▶ Provided records
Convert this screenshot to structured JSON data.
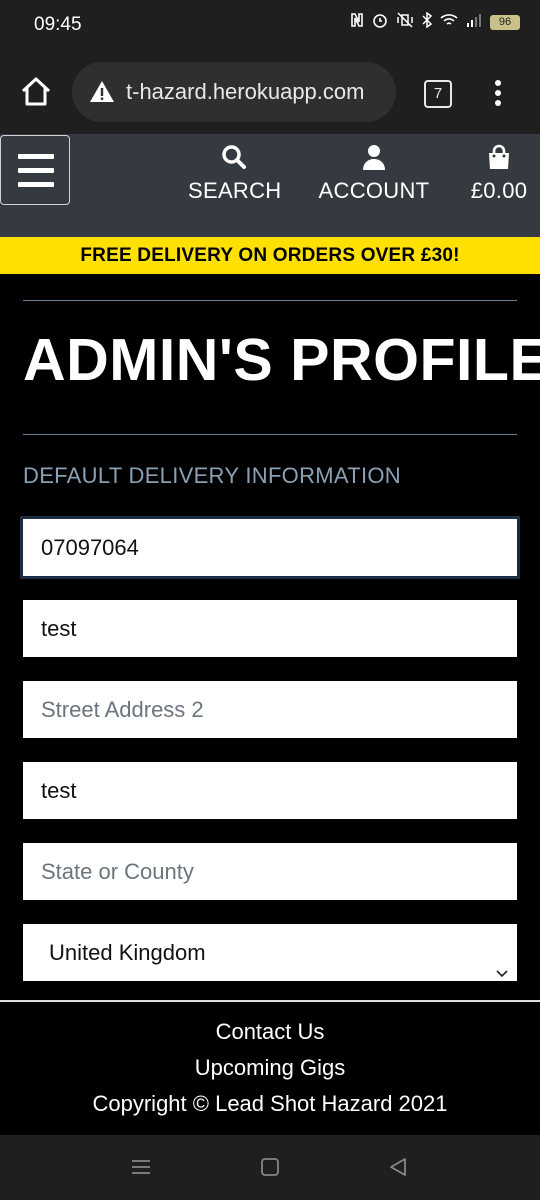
{
  "status_bar": {
    "time": "09:45",
    "battery": "96"
  },
  "browser": {
    "url": "t-hazard.herokuapp.com",
    "tab_count": "7"
  },
  "nav": {
    "search_label": "SEARCH",
    "account_label": "ACCOUNT",
    "cart_total": "£0.00"
  },
  "promo": {
    "text": "FREE DELIVERY ON ORDERS OVER £30!"
  },
  "page": {
    "title": "ADMIN'S PROFILE",
    "section_heading": "DEFAULT DELIVERY INFORMATION"
  },
  "form": {
    "field_1": {
      "value": "07097064",
      "placeholder": ""
    },
    "field_2": {
      "value": "test",
      "placeholder": ""
    },
    "street_address_2": {
      "value": "",
      "placeholder": "Street Address 2"
    },
    "field_4": {
      "value": "test",
      "placeholder": ""
    },
    "county": {
      "value": "",
      "placeholder": "State or County"
    },
    "country": {
      "selected": "United Kingdom"
    }
  },
  "footer": {
    "contact": "Contact Us",
    "gigs": "Upcoming Gigs",
    "copyright": "Copyright © Lead Shot Hazard 2021"
  },
  "colors": {
    "banner": "#ffe000",
    "navbar": "#343a40",
    "heading_muted": "#8aa0b5",
    "divider": "#6b8096"
  }
}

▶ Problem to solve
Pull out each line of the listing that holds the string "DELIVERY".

▶ Answer box
    "text": "FREE DELIVERY ON ORDERS OVER £30!"
    "section_heading": "DEFAULT DELIVERY INFORMATION"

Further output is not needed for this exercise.